Report - Research Institute for Sociotechnical Cyber Security

Remote Working and (In)Security

| June 2021

The Impact of Pandemic-Driven Remote Working on Employee Wellbeing, the Psychological Contract and Cyber Security


Remote working during the COVID-19 pandemic has had, and continues to have, a great impact on the workforce. Through interviews with senior cyber security professionals, this research explored how the traditional dynamics between employees and leadership have adapted in such times, responding to a rapidly evolving cyber threat landscape, as well as an unpredictable period for organisations and employees in terms of wellbeing and remote working culture. Focusing on the transition to remote working, cyber security, the psychological contract (relationship between employees and employers) and employee wellbeing, the research highlighted several key themes:

Organisations have taken different approaches to security risk management. While some employers relaxed corporate device policy and displayed increased trust in employees to 'get the job done', other employers increased restrictions, occasionally to the perceived detriment of productivity and collaboration. •

  • Remote working has increased worry associated with insider threats. Through shadow IT practices, inadequate remote working security controls or mitigations, and decreased visibility of remote working environments, participants suggested that there are more opportunities for employees to, deliberately or unwittingly, to expose organisations to risk.
  • Flexible working and virtual team socials were the most common organisational support mechanisms.
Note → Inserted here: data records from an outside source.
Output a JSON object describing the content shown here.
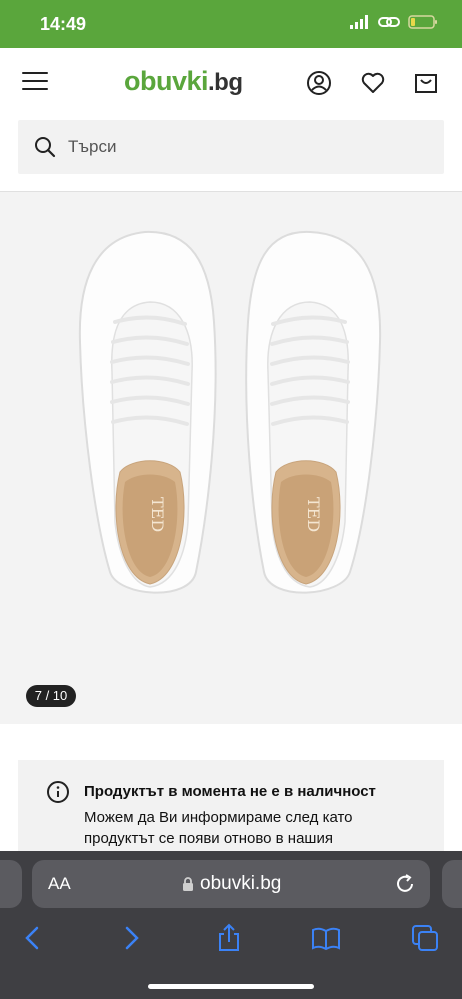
{
  "status_bar": {
    "time": "14:49"
  },
  "header": {
    "logo_main": "obuvki",
    "logo_suffix": ".bg"
  },
  "search": {
    "placeholder": "Търси"
  },
  "gallery": {
    "counter": "7 / 10",
    "brand_print": "TED"
  },
  "notice": {
    "title": "Продуктът в момента не е в наличност",
    "text": "Можем да Ви информираме след като продуктът се появи отново в нашия"
  },
  "browser": {
    "aa_label": "AA",
    "url": "obuvki.bg"
  },
  "colors": {
    "brand_green": "#5aa63c",
    "browser_bar": "#3f3f43",
    "accent_blue": "#3b82f6"
  }
}
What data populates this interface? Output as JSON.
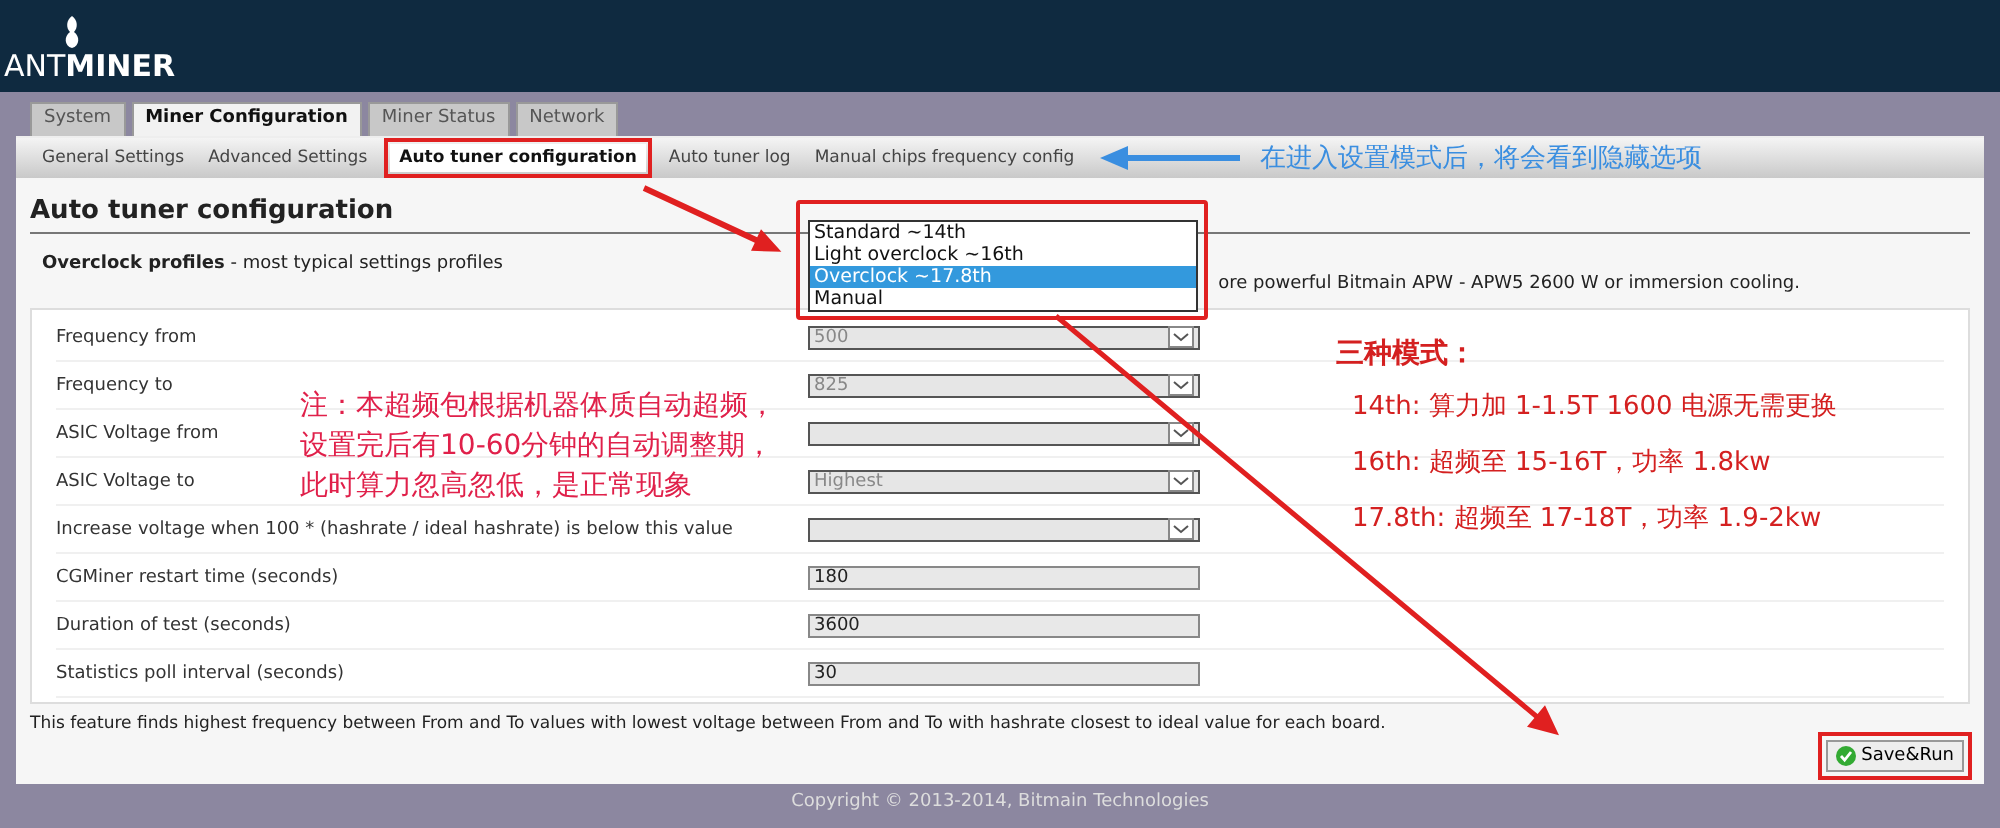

Additional support mechanisms included informal carer days, financial allowances for equipment, and mental health support resources.
  • There is no 'one-size-fits-all' to employee wellbeing through remote working.
  •  Organisational leadership shapes employee experiences. Positive security culture and organisational handling of employee wellbeing were reported where respondents felt leadership clearly articulated and justified a consistent approach to remote working.
  •  As a result of this research, several recommendations can be drawn which may be of use to government policy-makers and organisations:
  • Executive leadership colleagues should strive for clear and consistent top-level communication across all areas including security best practices and wellbeing and employee support
  • Executive leadership colleagues should understand employee needs when determining policy, considering employee wellbeing alongside organisational objective.
  • Executive leadership should take the impact of remote working into consideration when looking at employee retention, and record any potential implications for the psychological contract, especially when remotely on-boarding new colleagues.
  •  Security leadership colleagues should understand employee needs when setting specific policy/ processes for cyber security awareness.
  • Security leadership colleagues should ensure employees at all levels understand the purpose of cyber security controls and the justification for using them, leveraging executive leadership support where this is required.
  • Executive and leadership colleagues should note that employees have experienced the pandemic and remote working pressures in different ways. These needs should be taken into consideration when planning future hybrid or "return to office environment' patterns.
For more information on this publication: Please contact Cyber Project
For Academic Citation:

 Crossland, Georgia and Amy Ertan. Remote Working and (In)Security. Research Institute for Sociotechnical Cyber Security, June 2021.

The Authors